Runa Sandvik served as The New York Times newsroom’s director of information security until about a year ago, when she returned to her own consultancy. Here, she attends the Nordiske Mediedager, a Nordic media festival. (Nordiske Mediedager/CC BY-SA 2.0)

If you are going to specialize in protecting journalism, why not start at the top? 

That’s essentially what Runa Sandvik did in March 2016 when she joined The New York Times as the newsroom’s director of information security after being a self-employed security consultant. 

Click here for complete coverage of SC Media’s 2020 Women in IT Security

“I believe media organizations are more aware of risks today than, say, 10 years ago,” says Sandvik, a 2020 SC Media Woman to Watch, the second time she’s received that distinction. The first time was in 2014.   

Sandvik, who left the Times about a year ago to return to her consultancy, attributes the heightened awareness “to the experts who track threats and the journalists who write about them.”  
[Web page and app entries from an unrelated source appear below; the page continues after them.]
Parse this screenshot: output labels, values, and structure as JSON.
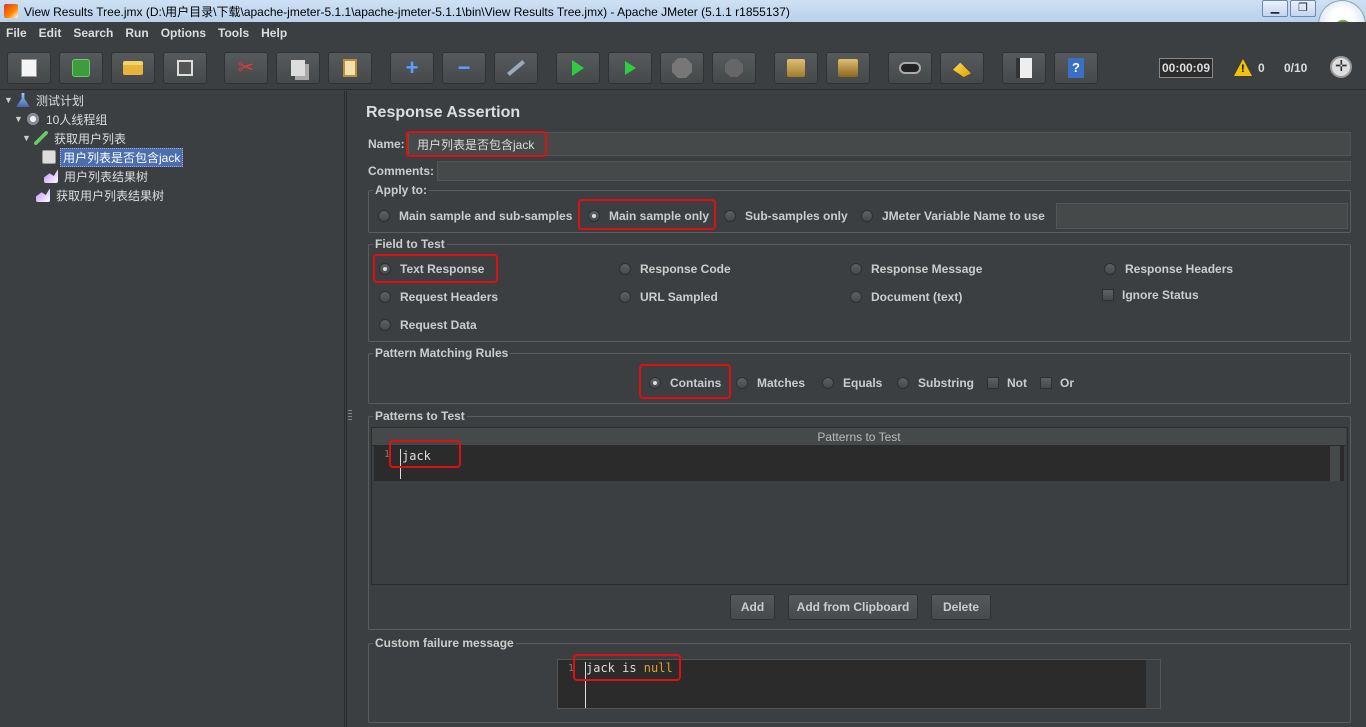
{
  "window": {
    "title": "View Results Tree.jmx (D:\\用户目录\\下载\\apache-jmeter-5.1.1\\apache-jmeter-5.1.1\\bin\\View Results Tree.jmx) - Apache JMeter (5.1.1 r1855137)",
    "minimize_glyph": "▁",
    "maximize_glyph": "❐"
  },
  "menu": [
    "File",
    "Edit",
    "Search",
    "Run",
    "Options",
    "Tools",
    "Help"
  ],
  "toolbar": {
    "cut_glyph": "✂",
    "plus_glyph": "+",
    "minus_glyph": "−",
    "help_glyph": "?",
    "timer": "00:00:09",
    "warn_count": "0",
    "threads": "0/10"
  },
  "tree": {
    "items": [
      {
        "label": "测试计划",
        "toggle": "▼"
      },
      {
        "label": "10人线程组",
        "toggle": "▼"
      },
      {
        "label": "获取用户列表",
        "toggle": "▼"
      },
      {
        "label": "用户列表是否包含jack",
        "toggle": ""
      },
      {
        "label": "用户列表结果树",
        "toggle": ""
      },
      {
        "label": "获取用户列表结果树",
        "toggle": ""
      }
    ]
  },
  "panel": {
    "title": "Response Assertion",
    "name_label": "Name:",
    "name_value": "用户列表是否包含jack",
    "comments_label": "Comments:",
    "apply_to": {
      "title": "Apply to:",
      "options": [
        "Main sample and sub-samples",
        "Main sample only",
        "Sub-samples only",
        "JMeter Variable Name to use"
      ],
      "selected": "Main sample only"
    },
    "field_to_test": {
      "title": "Field to Test",
      "options": [
        "Text Response",
        "Response Code",
        "Response Message",
        "Response Headers",
        "Request Headers",
        "URL Sampled",
        "Document (text)",
        "Request Data"
      ],
      "ignore_status": "Ignore Status",
      "selected": "Text Response"
    },
    "pattern_rules": {
      "title": "Pattern Matching Rules",
      "options": [
        "Contains",
        "Matches",
        "Equals",
        "Substring"
      ],
      "checks": [
        "Not",
        "Or"
      ],
      "selected": "Contains"
    },
    "patterns": {
      "title": "Patterns to Test",
      "column_header": "Patterns to Test",
      "line_no": "1",
      "value": "jack",
      "buttons": [
        "Add",
        "Add from Clipboard",
        "Delete"
      ]
    },
    "failure": {
      "title": "Custom failure message",
      "line_no": "1",
      "text": "jack is ",
      "keyword": "null"
    }
  }
}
Three years before the native Norwegian arrived, the newspaper suffered a major cyberattack by Chinese hackers, who managed to change the passwords of Times reporters. For four months, forensics showed that nation-state operatives snooped around the Times network, planting malware into the computers of 53 employees. The timing wasn’t coincidental since the news outlet had just run an expose detailing China’s prime minister, and operatives were trying to suss out the identity of the reporter’s sources. 

Under Sandvik’s watch, during which she was eventually promoted to senior director of information security, she secured a confidential tips line, which is how the newspaper scooped other news organizations about the FBI raiding the office of former Trump attorney Michael Cohen. 

Among her initiatives at the newspaper was spearheading two-factor authentication and securing subscriber information at a time the Times continues to set digital subscription records.  

These days, media organizations appear to be more open to using encrypted communications for their work. 

“Are they receptive? Yes. Though a media organization has to balance budget, resources, and time… just like any other organization,” she says, citing the popularity that Tor and Signal has domestically and overseas. “You’d have to ask Tor and Signal for specific numbers, though, I’m just going by what I see on various social platforms.” 

Prior to the Times, she was a developer for The Tor Project and also served as a technical advisor to the Freedom of the Press Foundation and a member of the review board for Black Hat Europe.  

“I’ve done a handful of workshops for Norwegian media organizations over the years,” says the New York-based Sandvik, who currently serves on the board of the Norwegian Online News Association. “They’re definitely paying attention to this field and asking the right questions.” 

She also is a board member of The Signals Foundation, which supports whistleblowers globally. Speaking of which, Sandvik once hosted a CryptoParty in Hawaii with Edward Snowden. “I’d love to do it again one day,” she quips. 

When not blogging on her own website runasandvik.com, she also contributes to Forbes about cybersecurity. 

But perhaps Sandvik is best known for presenting in 2015 her research at DefCon, proving that a sniper’s rifle could be disabled or the target switched.